There always comes a time in a traveller’s French itinerary, when you arrive hungry at a restaurant at 2pm in the afternoon only to hear “Fermé monsieur”. This is a shock to Anglo-Saxons who live in a world where customer is king – only to realize that there is an alternative Universe with a Gallic accent where such rules don’t apply. As for Mediterraneans like the Italians or Spaniards who eat breakfast at noon, dinner at 10pm and snacks in between: it must feel like that the waiter doesn’t like the cut of their jib. I know what Germans and Swiss think coz they’ve told me many times: “Wahnsinn” – Madness.
Frankly, if you don’t feel hungry in France between noon and 2pm or 7pm to 9pm, you’ve had it. You’ll be heading off to MacDonald’s (if there is one) or to the nearest kebab shop (and even they are closed after 10pm on Mondays, in Auxerre). Paris is the big exception and so are summer sea resorts – although any extension of hours tends to be at night-time – but in the rest of the country you had better get hungry when the locals expect you to.
It is possible that you may find some brasserie offering food outside these hours but the food will not always be up to scratch. Trip Advisor reviews like “Ce resto est une catastrophe” or “A éviter absolument” reflect my own experience in one particular case in Nancy. And in another case in Nevers, yes I ate at 3pm once, but someone else’s review on this chain brasserie was: “Service was terrible, staff was rude, and drinks were drastically overpriced”.

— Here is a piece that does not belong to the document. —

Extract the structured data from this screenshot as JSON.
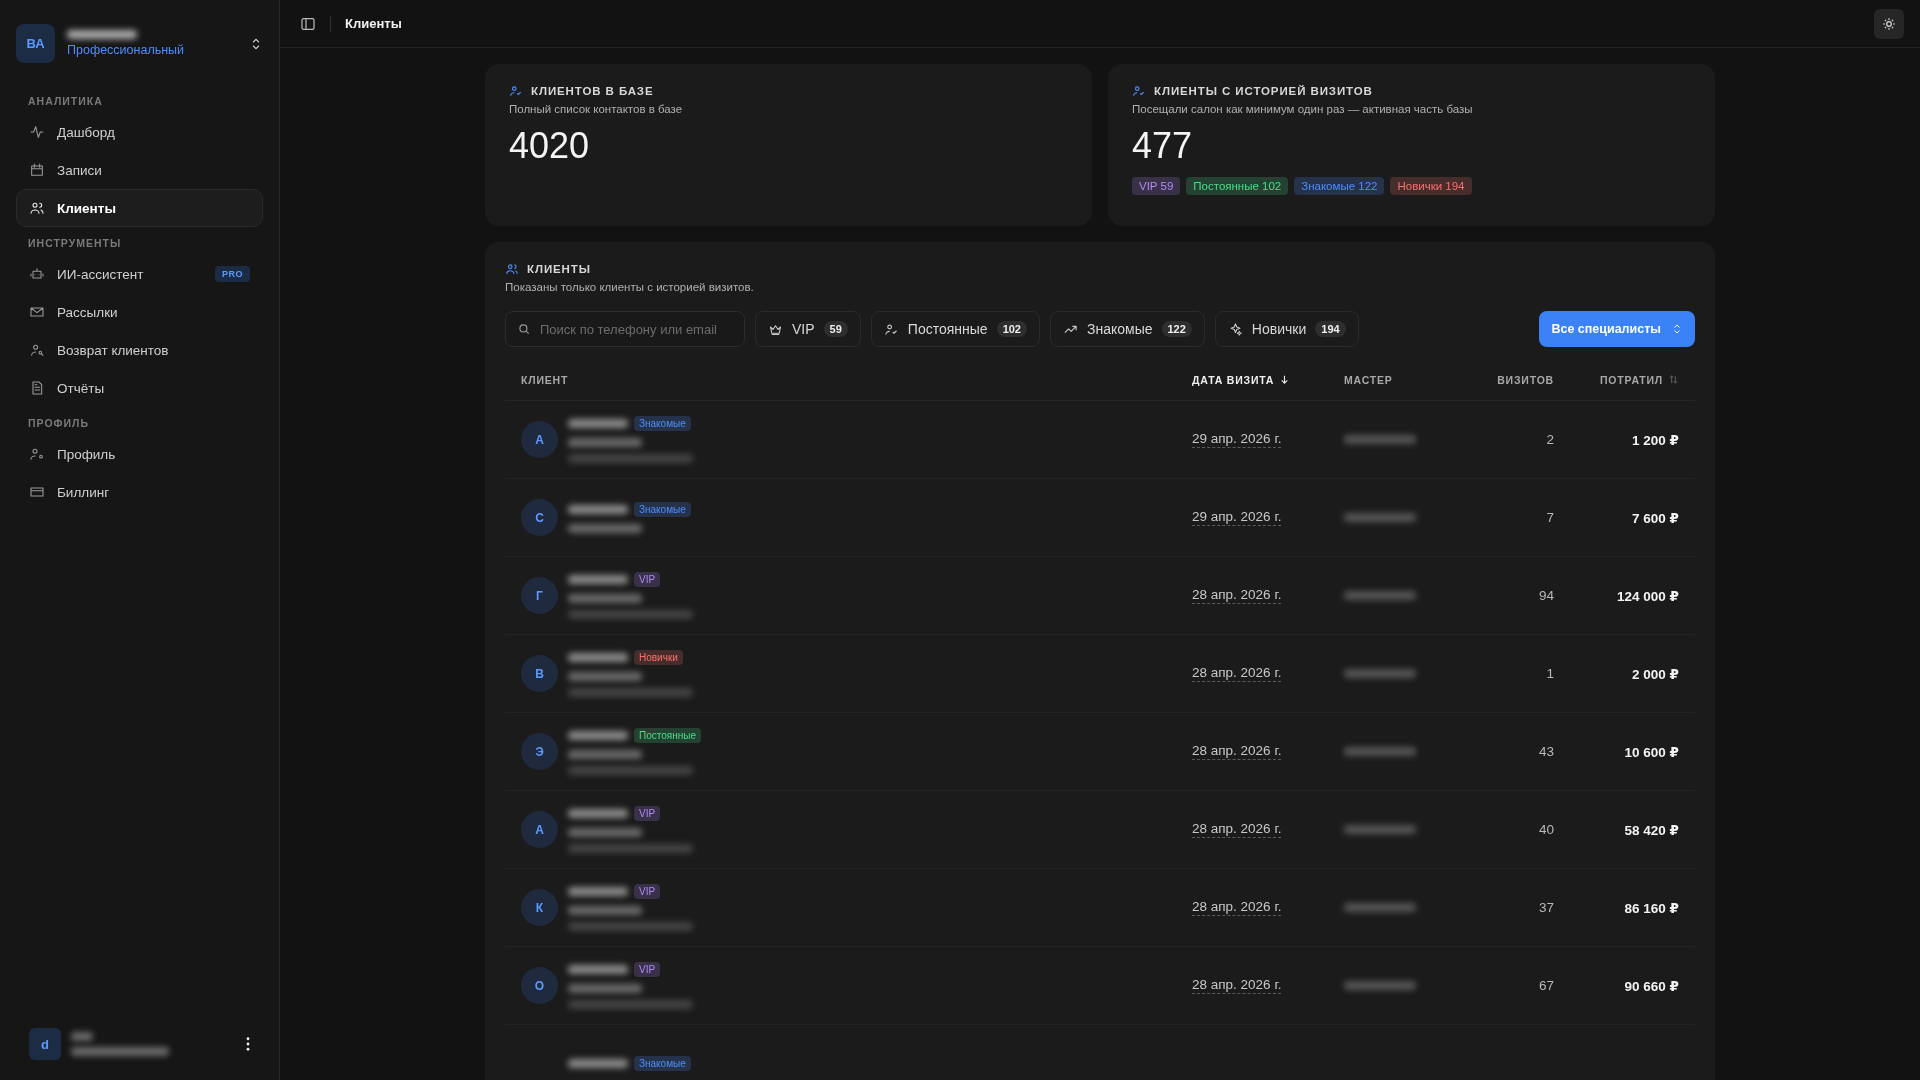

I did once find a restaurant open late on a Sunday evening, in Strasbourg. Its advertised opening hours were until 11pm. I was there at 9.45pm. The only food they would cook was a cheese and ham tartiflette. Beggars can’t be choosers, so I ordered it. Dessert, maybe? “Desolé, monsieur,” came the answer. You see, many times the advertised hours will not correspond to kitchen hours. “When we entered they said they had run out of food,” runs a common complaint on a review site.
Why, every single restaurant and every single boulangerie, patisserie – even post office – opens when it wants and closes when it suits the proprietor. And, as a guidebook researcher, the responses never fail to surprise me.

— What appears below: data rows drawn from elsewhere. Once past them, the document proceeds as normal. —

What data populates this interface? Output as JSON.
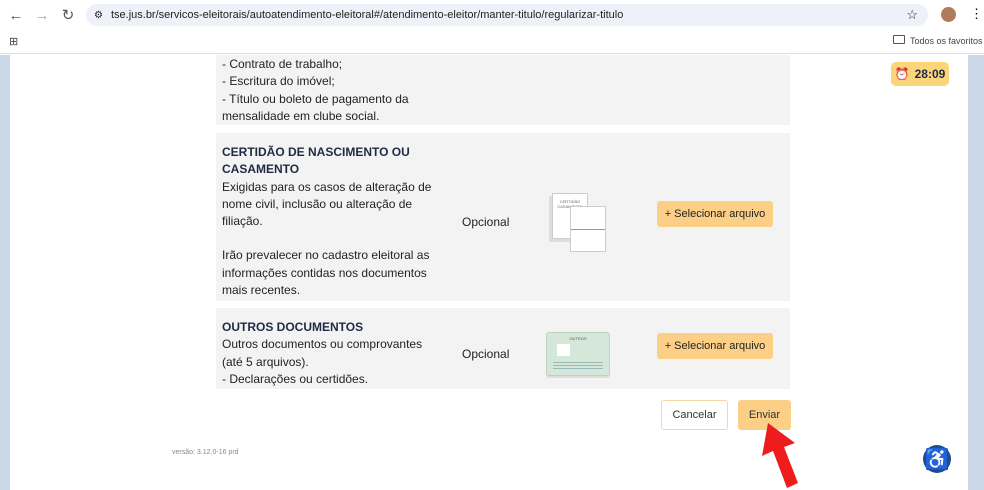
{
  "browser": {
    "url": "tse.jus.br/servicos-eleitorais/autoatendimento-eleitoral#/atendimento-eleitor/manter-titulo/regularizar-titulo",
    "bookmarks_label": "Todos os favoritos"
  },
  "timer": "28:09",
  "rows": [
    {
      "lines": [
        "- Contrato de trabalho;",
        "- Escritura do imóvel;",
        "- Título ou boleto de pagamento da",
        "mensalidade em clube social."
      ]
    },
    {
      "title1": "CERTIDÃO DE NASCIMENTO OU",
      "title2": "CASAMENTO",
      "lines": [
        "Exigidas para os casos de alteração de",
        "nome civil, inclusão ou alteração de",
        "filiação.",
        "",
        "Irão prevalecer no cadastro eleitoral as",
        "informações contidas nos documentos",
        "mais recentes."
      ],
      "status": "Opcional",
      "icon_text": "CERTIDÃO CASAMENTO",
      "button": "+ Selecionar arquivo"
    },
    {
      "title1": "OUTROS DOCUMENTOS",
      "lines": [
        "Outros documentos ou comprovantes",
        "(até 5 arquivos).",
        "- Declarações ou certidões."
      ],
      "status": "Opcional",
      "icon_text": "OUTROS",
      "button": "+ Selecionar arquivo"
    }
  ],
  "actions": {
    "cancel": "Cancelar",
    "submit": "Enviar"
  },
  "version": "versão: 3.12.0-16 prd"
}
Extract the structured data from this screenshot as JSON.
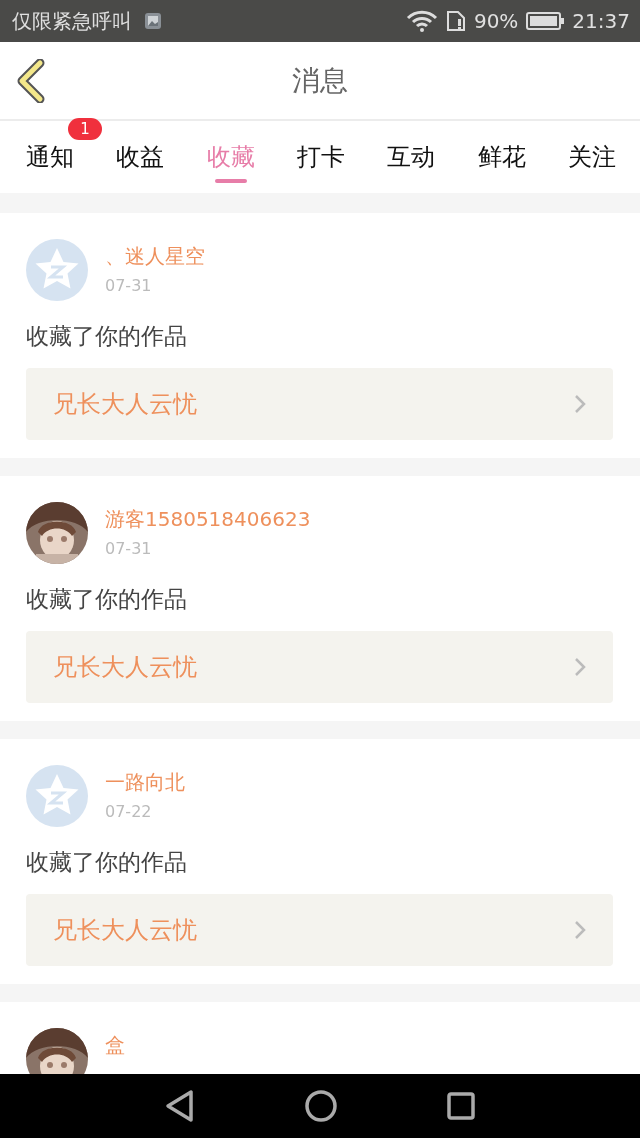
{
  "status_bar": {
    "notice": "仅限紧急呼叫",
    "battery": "90%",
    "time": "21:37"
  },
  "header": {
    "title": "消息"
  },
  "tabs": [
    {
      "label": "通知",
      "selected": false,
      "badge": "1"
    },
    {
      "label": "收益",
      "selected": false
    },
    {
      "label": "收藏",
      "selected": true
    },
    {
      "label": "打卡",
      "selected": false
    },
    {
      "label": "互动",
      "selected": false
    },
    {
      "label": "鲜花",
      "selected": false
    },
    {
      "label": "关注",
      "selected": false
    }
  ],
  "messages": [
    {
      "kind": "default",
      "name": "、迷人星空",
      "date": "07-31",
      "text": "收藏了你的作品",
      "work": "兄长大人云忧"
    },
    {
      "name": "游客1580518406623",
      "date": "07-31",
      "text": "收藏了你的作品",
      "work": "兄长大人云忧"
    },
    {
      "kind": "default",
      "name": "一路向北",
      "date": "07-22",
      "text": "收藏了你的作品",
      "work": "兄长大人云忧"
    },
    {
      "name": "盒"
    }
  ]
}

Shortest opening hours prize must go to the otherwise wonderful Le Comptoir des Tontons which is only open Tuesday–Saturday noon–1pm & 7.30pm–8.30pm. Or so they said to my face.
Most complicated opening hours prize goes to La Madeleine in Sens: Monday closed. Tuesday 8pm–9.15pm, Wed–Sat 12.30–1.15pm & 8pm–9.15pm; Sunday closed, plus two weeks in June, two weeks in Aug and two weeks around Christmas.

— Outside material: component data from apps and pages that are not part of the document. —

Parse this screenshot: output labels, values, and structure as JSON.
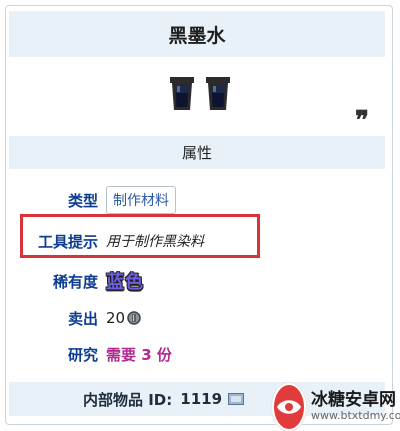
{
  "item": {
    "name": "黑墨水"
  },
  "attributes": {
    "section_title": "属性",
    "type_label": "类型",
    "type_value": "制作材料",
    "tooltip_label": "工具提示",
    "tooltip_value": "用于制作黑染料",
    "rarity_label": "稀有度",
    "rarity_value": "蓝色",
    "sell_label": "卖出",
    "sell_value": "20",
    "research_label": "研究",
    "research_value": "需要 3 份"
  },
  "footer": {
    "internal_id_label": "内部物品 ID:",
    "internal_id_value": "1119"
  },
  "watermark": {
    "title": "冰糖安卓网",
    "url": "www.btxtdmy.com"
  },
  "colors": {
    "header_bg": "#e8f1f8",
    "highlight_border": "#d8333a",
    "rarity_color": "#6b5fe0",
    "research_color": "#b02a8f",
    "link_color": "#2a5aa6"
  },
  "icons": [
    "ink-bottle-icon",
    "ink-bottle-icon",
    "quote-icon",
    "silver-coin-icon",
    "map-icon",
    "watermark-logo-icon"
  ]
}
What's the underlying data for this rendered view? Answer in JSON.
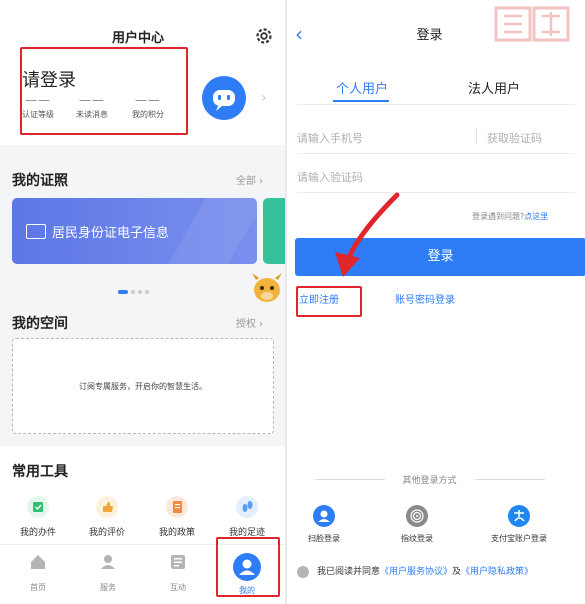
{
  "colors": {
    "accent": "#2e7cf6",
    "highlight": "#e0262b",
    "id_card": "#6a82ea",
    "next_card": "#35c29a"
  },
  "left": {
    "title": "用户中心",
    "login_prompt": "请登录",
    "stats": [
      {
        "value": "——",
        "label": "认证等级"
      },
      {
        "value": "——",
        "label": "未读消息"
      },
      {
        "value": "——",
        "label": "我的积分"
      }
    ],
    "licenses": {
      "title": "我的证照",
      "more": "全部",
      "card_text": "居民身份证电子信息"
    },
    "space": {
      "title": "我的空间",
      "more": "授权",
      "empty_msg": "订阅专属服务，开启你的智慧生活。"
    },
    "tools": {
      "title": "常用工具",
      "items": [
        {
          "label": "我的办件",
          "icon": "calendar-check-icon"
        },
        {
          "label": "我的评价",
          "icon": "thumbs-up-icon"
        },
        {
          "label": "我的政策",
          "icon": "document-icon"
        },
        {
          "label": "我的足迹",
          "icon": "footprint-icon"
        }
      ]
    },
    "tabbar": [
      {
        "label": "首页",
        "icon": "home-icon"
      },
      {
        "label": "服务",
        "icon": "service-icon"
      },
      {
        "label": "互动",
        "icon": "interaction-icon"
      },
      {
        "label": "我的",
        "icon": "user-icon"
      }
    ]
  },
  "right": {
    "title": "登录",
    "tabs": [
      "个人用户",
      "法人用户"
    ],
    "phone_placeholder": "请输入手机号",
    "get_code": "获取验证码",
    "code_placeholder": "请输入验证码",
    "problem_text": "登录遇到问题?",
    "problem_link": "点这里",
    "login_button": "登录",
    "register": "立即注册",
    "password_login": "账号密码登录",
    "other_title": "其他登录方式",
    "other_logins": [
      {
        "label": "扫脸登录",
        "icon": "face-scan-icon"
      },
      {
        "label": "指纹登录",
        "icon": "fingerprint-icon"
      },
      {
        "label": "支付宝账户登录",
        "icon": "alipay-icon"
      }
    ],
    "agreement": {
      "prefix": "我已阅读并同意",
      "link1": "《用户服务协议》",
      "mid": "及",
      "link2": "《用户隐私政策》"
    }
  }
}
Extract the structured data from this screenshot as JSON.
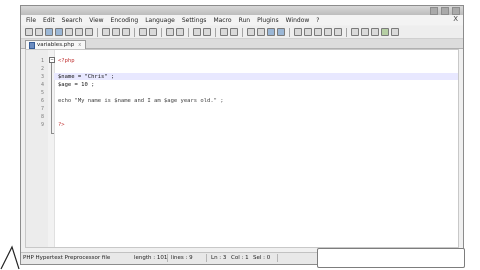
{
  "menu": [
    "File",
    "Edit",
    "Search",
    "View",
    "Encoding",
    "Language",
    "Settings",
    "Macro",
    "Run",
    "Plugins",
    "Window",
    "?"
  ],
  "menu_close": "X",
  "tab": {
    "label": "variables.php",
    "close": "x"
  },
  "editor": {
    "lines": [
      {
        "no": "1",
        "text": "<?php"
      },
      {
        "no": "2",
        "text": ""
      },
      {
        "no": "3",
        "text": "$name = \"Chris\" ;"
      },
      {
        "no": "4",
        "text": "$age = 10 ;"
      },
      {
        "no": "5",
        "text": ""
      },
      {
        "no": "6",
        "text": "echo \"My name is $name and I am $age years old.\" ;"
      },
      {
        "no": "7",
        "text": ""
      },
      {
        "no": "8",
        "text": ""
      },
      {
        "no": "9",
        "text": "?>"
      }
    ]
  },
  "status": {
    "language": "PHP Hypertext Preprocessor file",
    "length": "length : 101",
    "lines": "lines : 9",
    "ln": "Ln : 3",
    "col": "Col : 1",
    "sel": "Sel : 0"
  },
  "colors": {
    "keyword": "#c03030",
    "current_line": "#e8e8ff",
    "gutter": "#ececec"
  }
}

Most perverse opening hours prize belong to Autun Central Post Office: Tues–Fri 8.30am–12.05pm & 3.30pm–6pm; Sat 8.30am–12.20pm. (I presume it takes ten minutes for employees to clear up their desks).
Then there’s the tourism offices. Take Cluny for example. Fantastically helpful, great people and I made some good friends there. But we’re talking about its opening hours are we not? April Mon–Sat 9.30am–12.30pm & 2.30pm–7pm; May–Aug daily 9.30am–7pm; Sept daily 9.30am–12.30pm & 2.30pm–7pm; Oct daily 9.30am–12.30pm & 2.30–6pm; Nov–March Mon–Sat 10am–12.30pm & 2.30–5pm.
Top prize must go to the Écomusée d’Alsace which really gives you a spreadsheet of its opening hours on its site. I spent a lot of time trying to find the algorithm and compress them into a few lines, but couldn’t. So that’s what I wrote in the relevant guidebook entry:
April–Nov, generally open 10am–6pm; July & Aug 10am–7pm, but check the online calendar for odd closing dates and staff holidays (normally mid-Nov and in Feb–March)
No wonder there is a website that tells you when a French establishment is open. And no wonder, it is still a work in progress.